With the caveats described, screening potentially prevents 1 AAA-related death per 1000 patients per year. An estimated 18 million men > 65 years of age reside in the United States (1). In the review by Fleming and colleagues, the AAA-related mortality was 0.056% per year (i.e., if this rate were applied to the United States, 10 000 patients/y would die because of rupture). Assuming that only 50% are eligible for screening with a relative risk reduction of 43% (95% CI 26 to 55), a program of screening would prevent 1300 to 2750 AAA-related deaths per year. This large reduction in mortality, however, requires that 9 million men are screened and 81 000 have surgery. From an individual patient perspective, surgery carries a substantial risk for mortality and morbidity. The low perioperative mortality associated with endovascular AAA repair is promising, but long-term results are still needed. From a societal perspective, the intervention is resource-intensive. 2 RCTs (2, 3) addressed the cost-effectiveness of AAA screening and suggest that it is within the acceptable margin of other similar public health measures. The cost-effectiveness ratio improves with accumulating life-years gained by those in whom death was prevented by the intervention.
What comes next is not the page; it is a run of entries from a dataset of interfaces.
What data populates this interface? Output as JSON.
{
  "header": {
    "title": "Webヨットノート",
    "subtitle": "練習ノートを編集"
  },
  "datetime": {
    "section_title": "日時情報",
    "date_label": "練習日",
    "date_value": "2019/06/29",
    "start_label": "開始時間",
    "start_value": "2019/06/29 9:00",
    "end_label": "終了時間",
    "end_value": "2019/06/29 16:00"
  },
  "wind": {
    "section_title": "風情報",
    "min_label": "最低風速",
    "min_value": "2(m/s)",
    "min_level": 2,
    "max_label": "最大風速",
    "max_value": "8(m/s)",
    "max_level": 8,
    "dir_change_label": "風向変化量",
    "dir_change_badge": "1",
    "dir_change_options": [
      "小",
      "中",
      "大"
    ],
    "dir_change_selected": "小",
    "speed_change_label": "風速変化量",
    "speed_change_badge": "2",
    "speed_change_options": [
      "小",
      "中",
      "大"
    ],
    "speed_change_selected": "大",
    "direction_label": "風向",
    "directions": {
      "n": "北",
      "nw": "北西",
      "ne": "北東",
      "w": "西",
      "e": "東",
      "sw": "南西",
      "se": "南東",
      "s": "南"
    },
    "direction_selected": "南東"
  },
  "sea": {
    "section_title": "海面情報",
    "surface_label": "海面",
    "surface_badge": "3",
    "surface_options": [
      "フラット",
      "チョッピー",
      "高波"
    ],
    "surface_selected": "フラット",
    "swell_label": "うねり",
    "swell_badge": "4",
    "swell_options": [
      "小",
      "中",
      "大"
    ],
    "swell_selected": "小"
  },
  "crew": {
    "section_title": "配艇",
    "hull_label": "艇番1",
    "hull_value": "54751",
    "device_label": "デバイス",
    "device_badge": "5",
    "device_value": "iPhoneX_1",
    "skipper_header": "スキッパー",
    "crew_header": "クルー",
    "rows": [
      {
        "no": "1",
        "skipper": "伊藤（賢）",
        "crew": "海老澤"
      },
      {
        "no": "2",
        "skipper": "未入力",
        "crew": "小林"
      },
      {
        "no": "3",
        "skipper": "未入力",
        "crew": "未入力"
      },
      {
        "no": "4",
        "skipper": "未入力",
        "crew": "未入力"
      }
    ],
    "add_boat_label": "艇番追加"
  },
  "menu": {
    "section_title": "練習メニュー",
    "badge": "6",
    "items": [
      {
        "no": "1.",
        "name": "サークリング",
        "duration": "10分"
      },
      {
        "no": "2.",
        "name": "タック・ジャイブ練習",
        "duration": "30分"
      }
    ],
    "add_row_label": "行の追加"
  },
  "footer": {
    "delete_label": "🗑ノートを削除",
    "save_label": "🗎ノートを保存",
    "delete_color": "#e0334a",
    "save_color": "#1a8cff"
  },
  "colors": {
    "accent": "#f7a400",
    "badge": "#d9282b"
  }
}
With these considerations in mind, screening for AAA is advisable in men 65 to 75 years of age who are suitable candidates for surgery and who would have surgery if they were found to have an AAA > 5 cm.

Claudio S. Cinà, MD
P. J. Devereaux, MD
McMaster University
Hamilton, Ontario, Canada


References

1. People QuickFacts, U.S. Census Bureau: State and County QuickFacts. quickfacts.census.gov/qfd/states/00000.html (accessed April 8, 2005).

2. Lindholt JS, Juul S, Fasting H, Henneberg EW. Hospital costs and benefits of screening for abdominal aortic aneurysms. Results from a randomised population screening trial. Eur J Vasc Endovasc Surg. 2002;23:55-60. [PubMed ID: 11748949]

3. Multicentre Aneurysm Screening Study Group. Multicentre aneurysm screening study (MASS): cost effectiveness analysis of screening for abdominal aortic aneurysms based on four year results from randomised controlled trial. BMJ. 2002;325:1135. [PubMed ID: 12433761]